If a line of the records contains the string "Nielsen", copy it out.

#### EXERCISE MATERIAL
━━━━━━

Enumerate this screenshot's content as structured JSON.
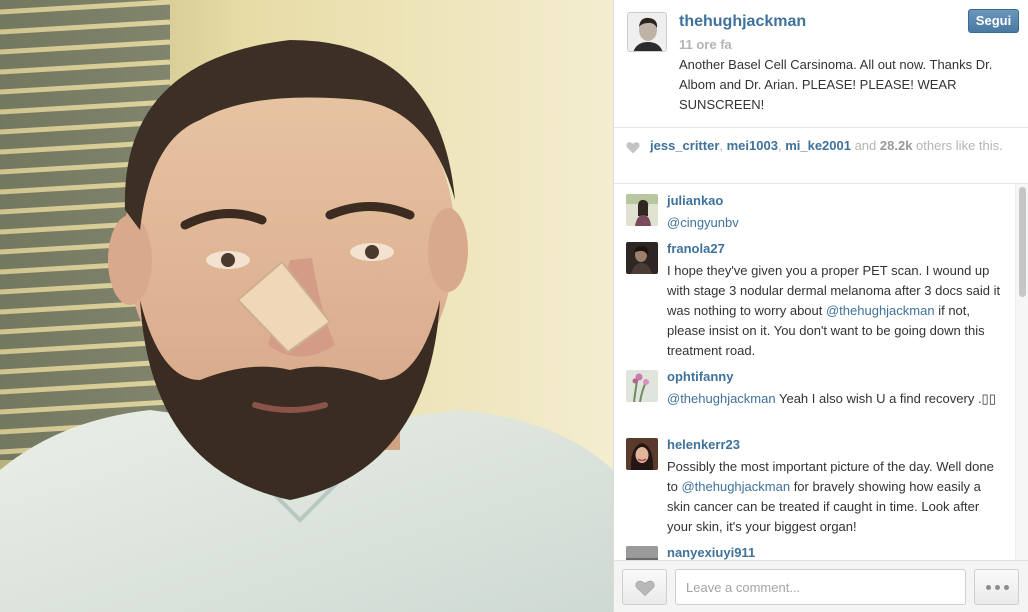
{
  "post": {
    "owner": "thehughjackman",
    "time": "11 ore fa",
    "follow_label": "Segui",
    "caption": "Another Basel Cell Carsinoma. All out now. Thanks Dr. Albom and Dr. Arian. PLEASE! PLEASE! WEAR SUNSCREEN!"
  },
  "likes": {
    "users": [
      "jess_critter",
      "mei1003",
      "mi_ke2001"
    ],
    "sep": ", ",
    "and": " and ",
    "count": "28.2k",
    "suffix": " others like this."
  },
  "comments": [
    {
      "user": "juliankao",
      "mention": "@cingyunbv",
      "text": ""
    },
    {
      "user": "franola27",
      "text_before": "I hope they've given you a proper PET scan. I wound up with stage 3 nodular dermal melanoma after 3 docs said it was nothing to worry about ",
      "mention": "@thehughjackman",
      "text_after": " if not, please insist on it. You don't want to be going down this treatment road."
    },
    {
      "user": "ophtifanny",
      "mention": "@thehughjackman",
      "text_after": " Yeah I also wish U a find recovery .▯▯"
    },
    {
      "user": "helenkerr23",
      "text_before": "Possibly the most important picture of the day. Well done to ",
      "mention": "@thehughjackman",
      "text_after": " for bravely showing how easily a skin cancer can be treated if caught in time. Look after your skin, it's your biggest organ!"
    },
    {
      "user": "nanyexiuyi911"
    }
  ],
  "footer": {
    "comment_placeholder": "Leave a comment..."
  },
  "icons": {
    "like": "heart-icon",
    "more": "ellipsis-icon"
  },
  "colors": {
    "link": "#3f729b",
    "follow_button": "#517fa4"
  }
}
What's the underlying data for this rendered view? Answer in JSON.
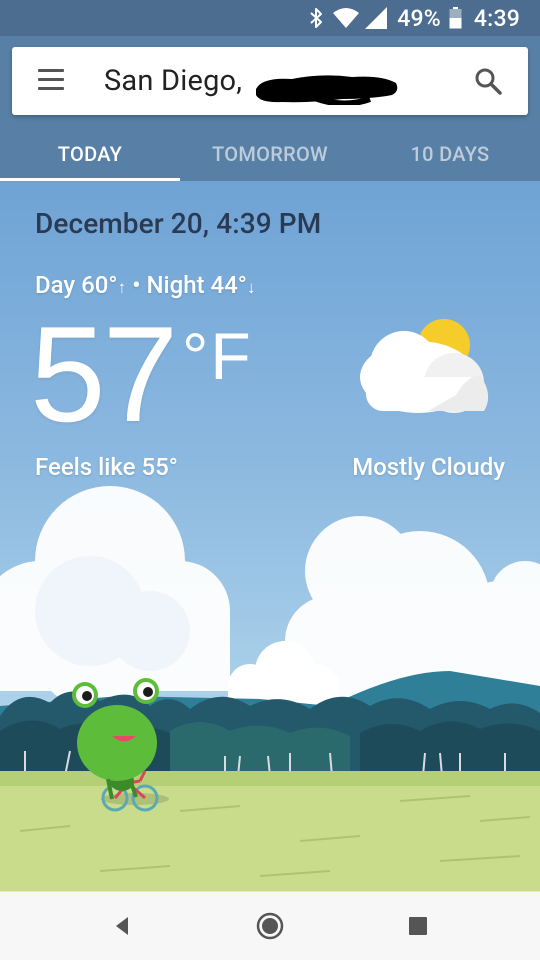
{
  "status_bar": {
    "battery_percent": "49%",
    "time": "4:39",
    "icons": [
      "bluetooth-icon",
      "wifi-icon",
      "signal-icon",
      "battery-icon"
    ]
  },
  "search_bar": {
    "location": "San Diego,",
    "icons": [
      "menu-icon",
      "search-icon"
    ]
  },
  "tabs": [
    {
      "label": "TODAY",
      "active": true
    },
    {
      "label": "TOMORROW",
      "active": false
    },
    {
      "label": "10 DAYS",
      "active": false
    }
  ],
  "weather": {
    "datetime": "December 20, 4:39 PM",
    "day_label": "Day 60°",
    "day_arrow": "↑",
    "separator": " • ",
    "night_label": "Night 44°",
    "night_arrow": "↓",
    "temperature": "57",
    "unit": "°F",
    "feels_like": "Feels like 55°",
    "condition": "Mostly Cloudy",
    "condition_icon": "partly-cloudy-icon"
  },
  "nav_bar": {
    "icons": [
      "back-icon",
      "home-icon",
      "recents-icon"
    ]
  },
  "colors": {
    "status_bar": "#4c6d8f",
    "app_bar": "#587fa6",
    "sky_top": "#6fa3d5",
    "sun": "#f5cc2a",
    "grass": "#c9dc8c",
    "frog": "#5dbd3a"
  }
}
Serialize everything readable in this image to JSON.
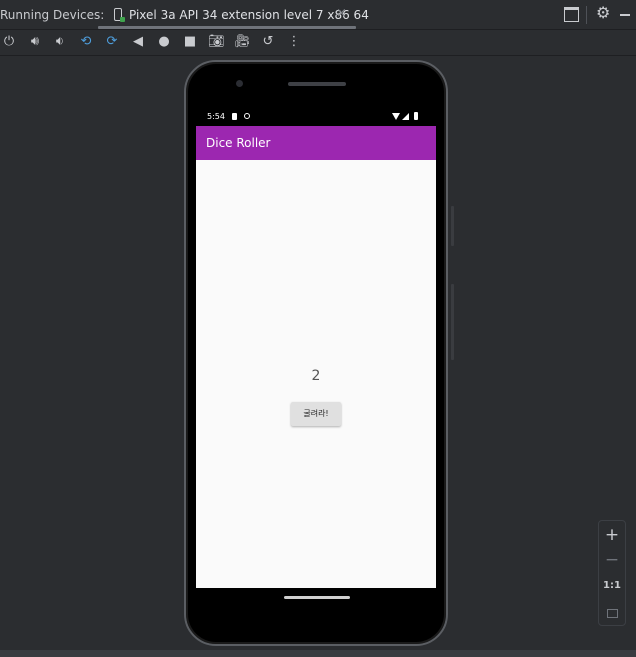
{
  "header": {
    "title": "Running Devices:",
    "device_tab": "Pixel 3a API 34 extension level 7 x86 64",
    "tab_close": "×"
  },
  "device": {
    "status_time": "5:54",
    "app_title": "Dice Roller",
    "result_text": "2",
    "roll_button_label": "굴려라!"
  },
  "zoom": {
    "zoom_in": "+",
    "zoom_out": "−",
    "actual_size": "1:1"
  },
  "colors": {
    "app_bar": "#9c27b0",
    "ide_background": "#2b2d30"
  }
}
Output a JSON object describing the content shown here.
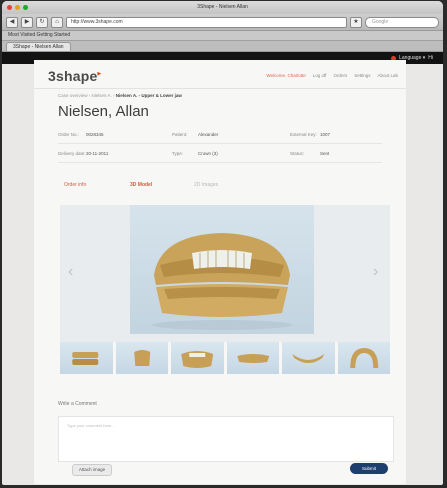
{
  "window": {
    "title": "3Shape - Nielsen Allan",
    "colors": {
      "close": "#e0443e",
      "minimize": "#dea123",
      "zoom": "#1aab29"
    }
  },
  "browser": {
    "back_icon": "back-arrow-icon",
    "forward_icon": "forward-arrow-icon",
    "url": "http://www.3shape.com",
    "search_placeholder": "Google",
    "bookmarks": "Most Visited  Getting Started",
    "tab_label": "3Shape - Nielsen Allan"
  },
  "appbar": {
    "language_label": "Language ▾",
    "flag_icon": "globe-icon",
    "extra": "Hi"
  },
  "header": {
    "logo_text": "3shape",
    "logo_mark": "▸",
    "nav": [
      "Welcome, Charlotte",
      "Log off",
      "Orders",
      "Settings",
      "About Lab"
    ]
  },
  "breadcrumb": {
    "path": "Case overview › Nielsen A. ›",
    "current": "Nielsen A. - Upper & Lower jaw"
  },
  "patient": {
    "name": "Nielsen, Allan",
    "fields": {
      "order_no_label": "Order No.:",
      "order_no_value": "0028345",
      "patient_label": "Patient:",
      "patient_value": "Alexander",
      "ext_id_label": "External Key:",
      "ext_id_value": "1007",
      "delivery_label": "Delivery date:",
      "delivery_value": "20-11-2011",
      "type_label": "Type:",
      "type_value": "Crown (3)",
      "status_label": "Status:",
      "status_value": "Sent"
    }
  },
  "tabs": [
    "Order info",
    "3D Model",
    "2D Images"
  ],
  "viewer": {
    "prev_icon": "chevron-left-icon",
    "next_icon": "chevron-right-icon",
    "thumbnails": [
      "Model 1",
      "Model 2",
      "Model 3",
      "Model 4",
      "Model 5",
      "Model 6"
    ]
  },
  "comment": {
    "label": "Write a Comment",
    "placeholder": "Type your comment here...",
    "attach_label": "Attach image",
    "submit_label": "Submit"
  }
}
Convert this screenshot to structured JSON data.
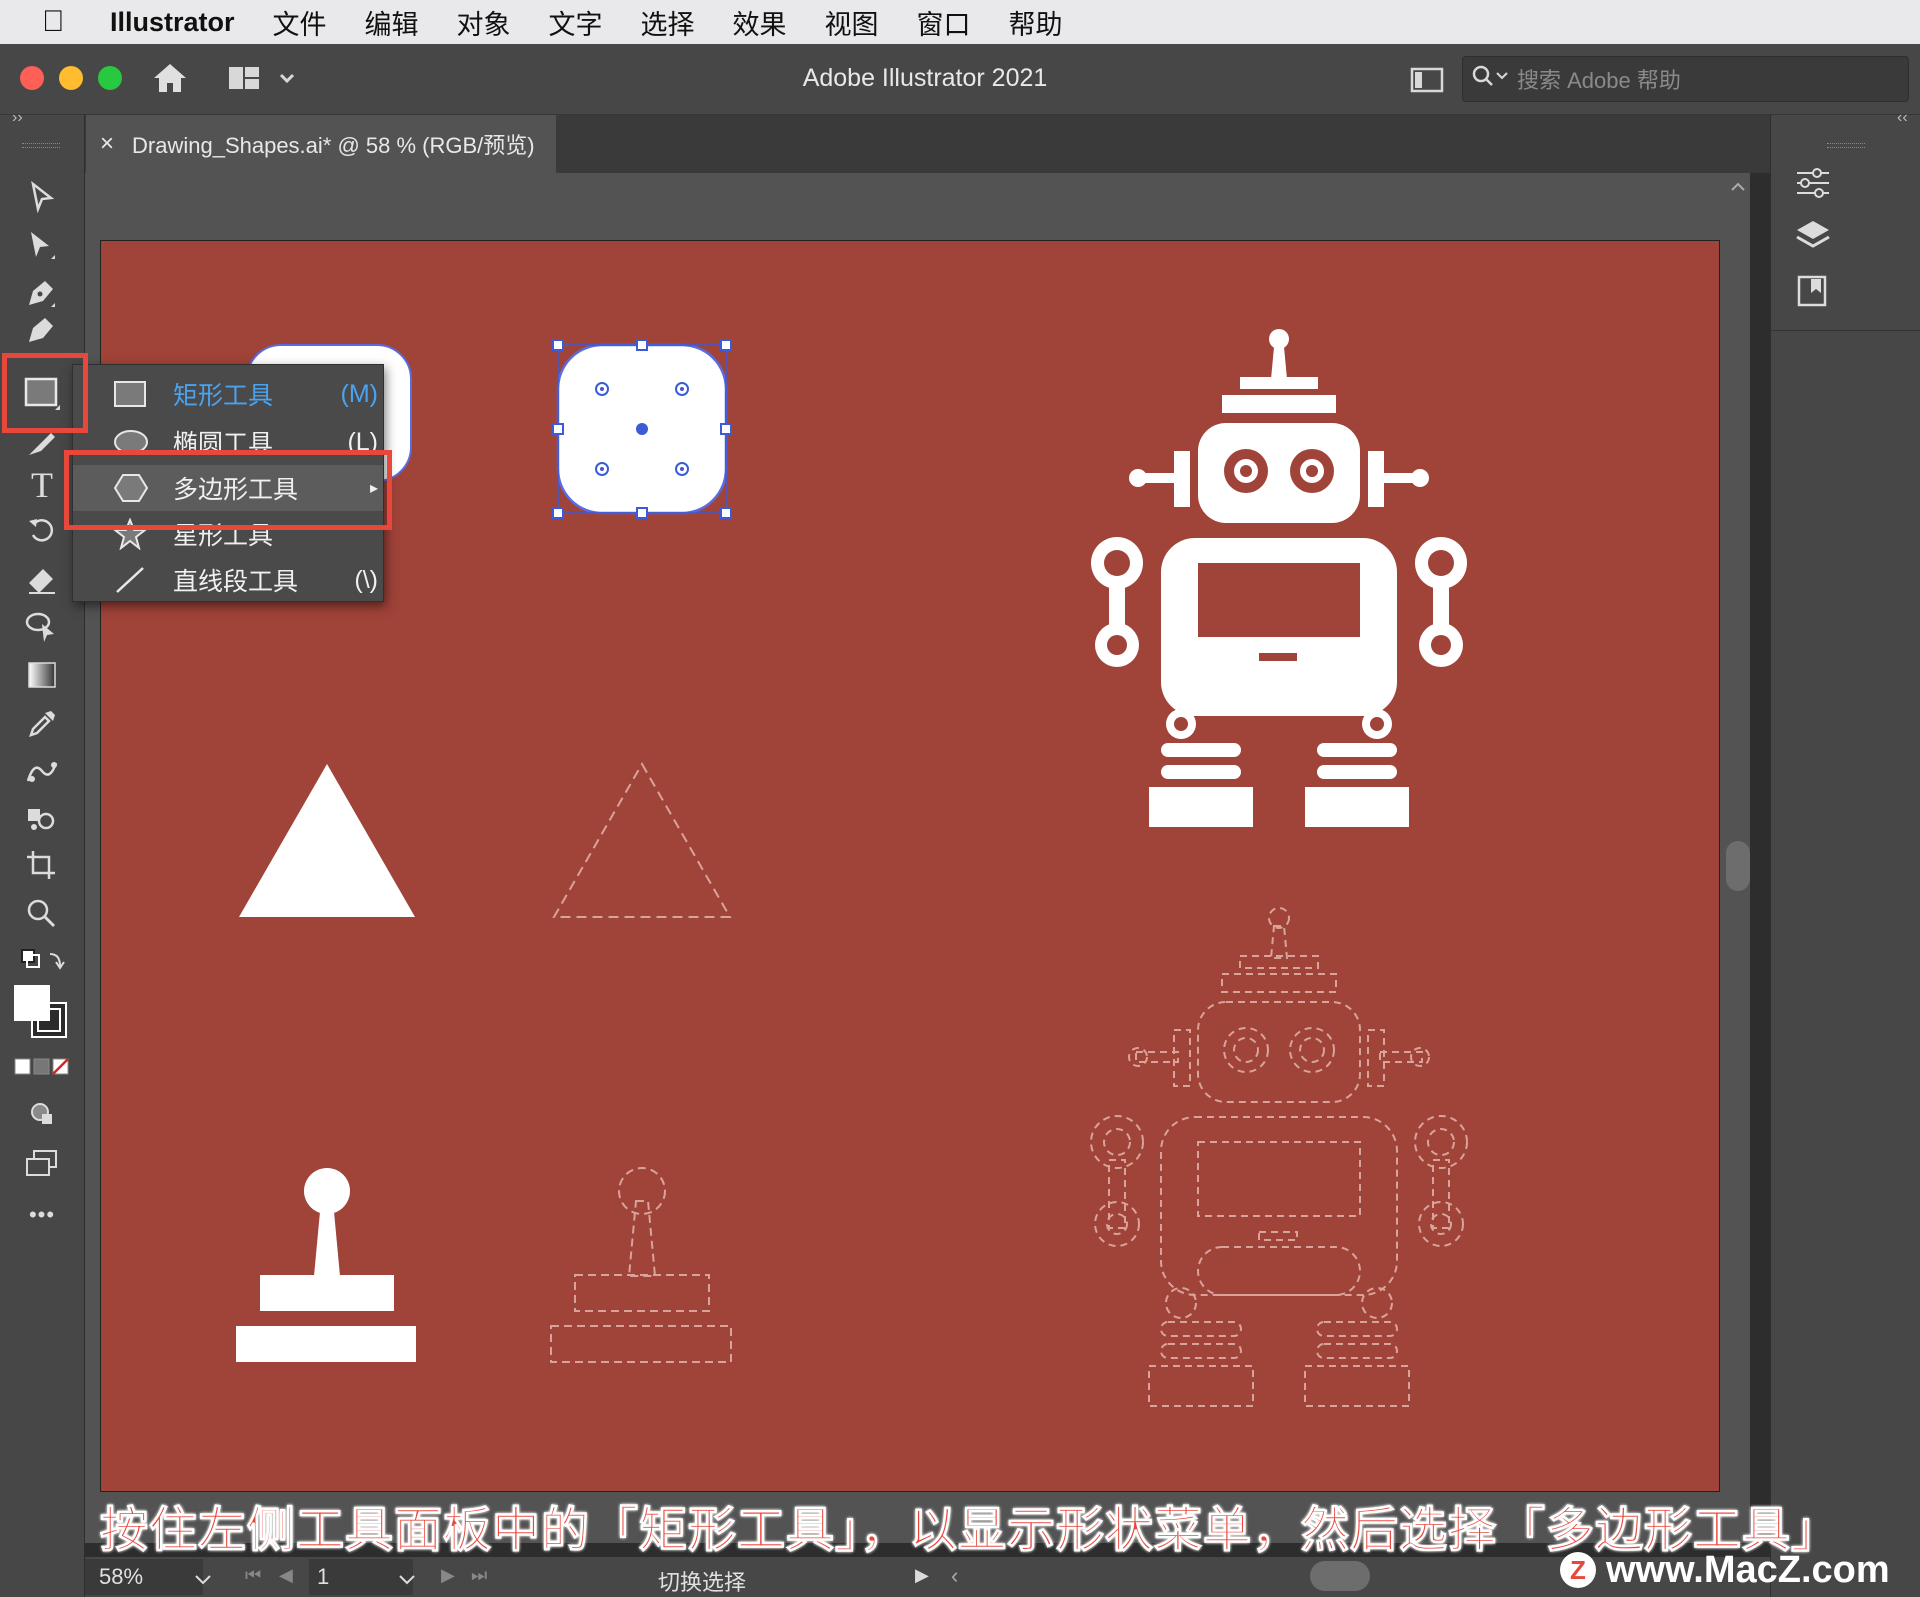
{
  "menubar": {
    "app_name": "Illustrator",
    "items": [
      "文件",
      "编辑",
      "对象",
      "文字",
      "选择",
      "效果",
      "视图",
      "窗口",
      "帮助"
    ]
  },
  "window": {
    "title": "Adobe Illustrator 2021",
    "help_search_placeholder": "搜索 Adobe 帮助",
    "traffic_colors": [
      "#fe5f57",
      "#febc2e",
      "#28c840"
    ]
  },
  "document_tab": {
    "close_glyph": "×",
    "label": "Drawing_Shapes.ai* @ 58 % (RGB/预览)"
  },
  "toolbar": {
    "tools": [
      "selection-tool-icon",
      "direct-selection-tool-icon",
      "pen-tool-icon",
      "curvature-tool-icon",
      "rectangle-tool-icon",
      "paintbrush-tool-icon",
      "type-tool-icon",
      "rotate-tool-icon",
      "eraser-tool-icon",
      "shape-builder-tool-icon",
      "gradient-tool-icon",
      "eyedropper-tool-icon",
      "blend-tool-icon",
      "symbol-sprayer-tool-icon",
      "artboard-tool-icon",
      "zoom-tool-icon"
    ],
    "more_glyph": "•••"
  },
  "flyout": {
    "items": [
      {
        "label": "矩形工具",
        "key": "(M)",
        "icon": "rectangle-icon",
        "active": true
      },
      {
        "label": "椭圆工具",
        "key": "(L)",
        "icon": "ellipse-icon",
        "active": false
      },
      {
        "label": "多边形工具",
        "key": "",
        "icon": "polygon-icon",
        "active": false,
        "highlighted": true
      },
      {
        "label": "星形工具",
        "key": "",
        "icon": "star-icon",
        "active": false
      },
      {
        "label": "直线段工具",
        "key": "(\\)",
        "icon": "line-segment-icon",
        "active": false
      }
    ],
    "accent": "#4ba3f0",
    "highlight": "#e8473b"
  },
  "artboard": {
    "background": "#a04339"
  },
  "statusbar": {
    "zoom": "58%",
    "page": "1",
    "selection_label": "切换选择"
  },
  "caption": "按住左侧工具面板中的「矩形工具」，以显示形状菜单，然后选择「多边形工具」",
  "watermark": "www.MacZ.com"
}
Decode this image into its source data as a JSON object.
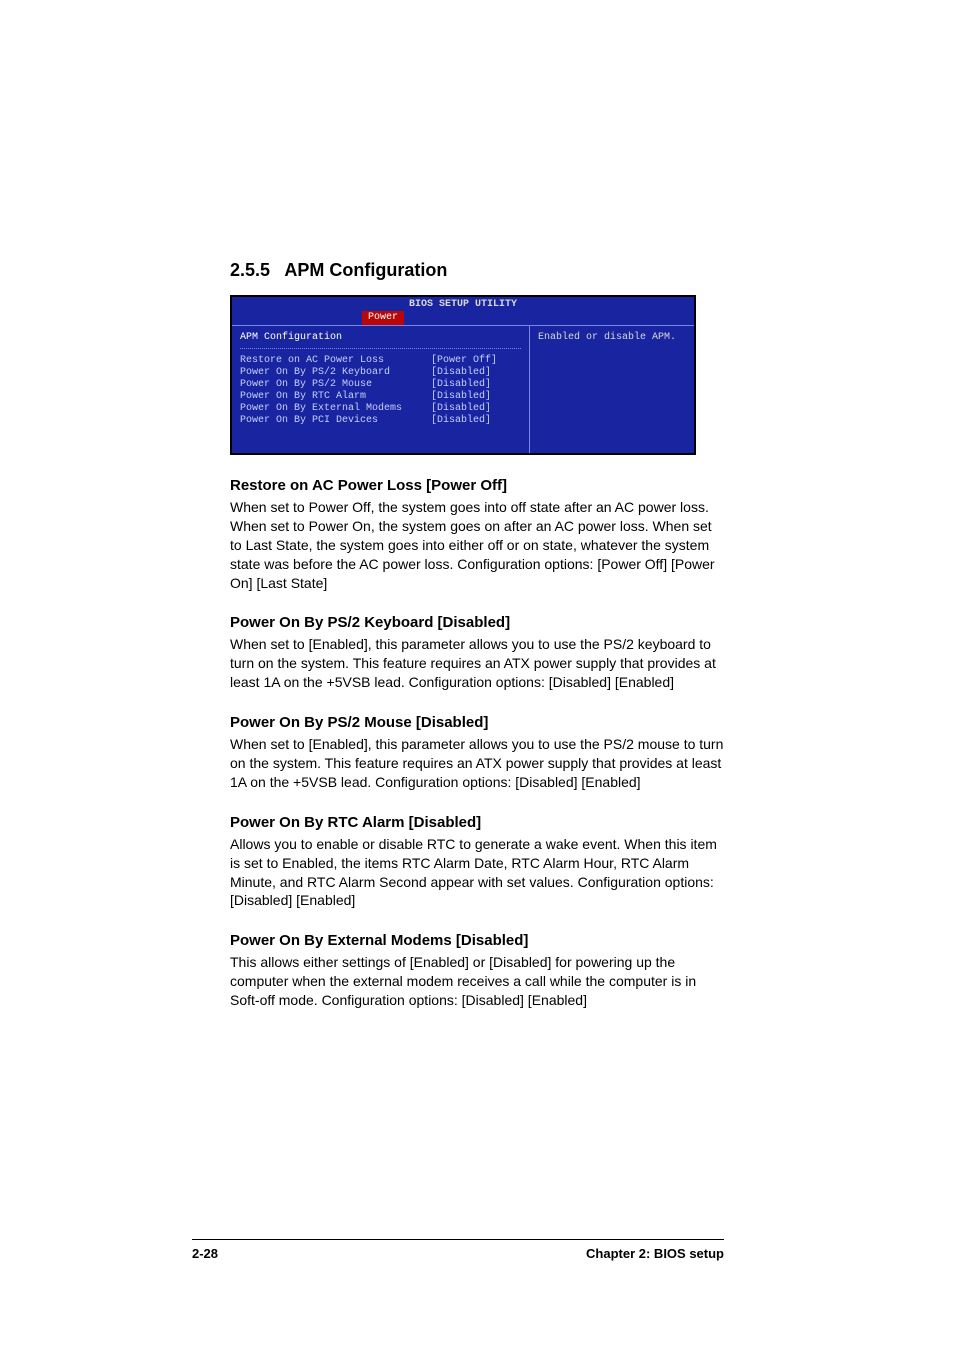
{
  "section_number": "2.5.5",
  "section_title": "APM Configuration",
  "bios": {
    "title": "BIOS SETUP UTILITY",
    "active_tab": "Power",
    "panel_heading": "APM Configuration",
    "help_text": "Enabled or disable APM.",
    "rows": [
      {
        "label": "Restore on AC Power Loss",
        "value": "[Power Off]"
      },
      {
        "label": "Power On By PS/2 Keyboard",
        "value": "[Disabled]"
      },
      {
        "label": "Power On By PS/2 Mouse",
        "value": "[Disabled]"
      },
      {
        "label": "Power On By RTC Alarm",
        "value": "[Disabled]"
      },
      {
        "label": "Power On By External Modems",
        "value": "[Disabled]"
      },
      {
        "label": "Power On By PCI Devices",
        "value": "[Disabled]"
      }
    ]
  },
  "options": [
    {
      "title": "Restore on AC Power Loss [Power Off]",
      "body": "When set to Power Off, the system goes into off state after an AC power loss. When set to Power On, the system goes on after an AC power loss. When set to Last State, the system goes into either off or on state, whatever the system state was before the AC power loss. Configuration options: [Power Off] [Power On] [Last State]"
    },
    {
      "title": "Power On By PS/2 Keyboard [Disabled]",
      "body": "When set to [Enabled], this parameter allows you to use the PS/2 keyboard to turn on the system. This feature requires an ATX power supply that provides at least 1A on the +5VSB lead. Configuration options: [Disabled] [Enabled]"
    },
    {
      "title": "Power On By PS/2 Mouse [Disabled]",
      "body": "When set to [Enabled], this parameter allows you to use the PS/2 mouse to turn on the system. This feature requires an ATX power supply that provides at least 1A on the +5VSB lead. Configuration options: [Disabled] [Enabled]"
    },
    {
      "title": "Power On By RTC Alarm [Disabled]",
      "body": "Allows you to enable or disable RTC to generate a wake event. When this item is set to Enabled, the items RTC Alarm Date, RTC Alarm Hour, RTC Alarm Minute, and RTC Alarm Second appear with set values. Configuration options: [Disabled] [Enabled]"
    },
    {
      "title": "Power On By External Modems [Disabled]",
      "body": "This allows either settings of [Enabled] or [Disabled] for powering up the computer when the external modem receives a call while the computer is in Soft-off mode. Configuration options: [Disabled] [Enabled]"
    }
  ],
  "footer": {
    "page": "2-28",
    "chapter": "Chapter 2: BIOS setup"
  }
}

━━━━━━

#### OUTPUT OF THE EXERCISE
    "title": "3Shape - Nielsen Allan",
    "tab_label": "3Shape - Nielsen Allan"
    "path": "Case overview › Nielsen A. ›",
    "current": "Nielsen A. - Upper & Lower jaw"
    "name": "Nielsen, Allan",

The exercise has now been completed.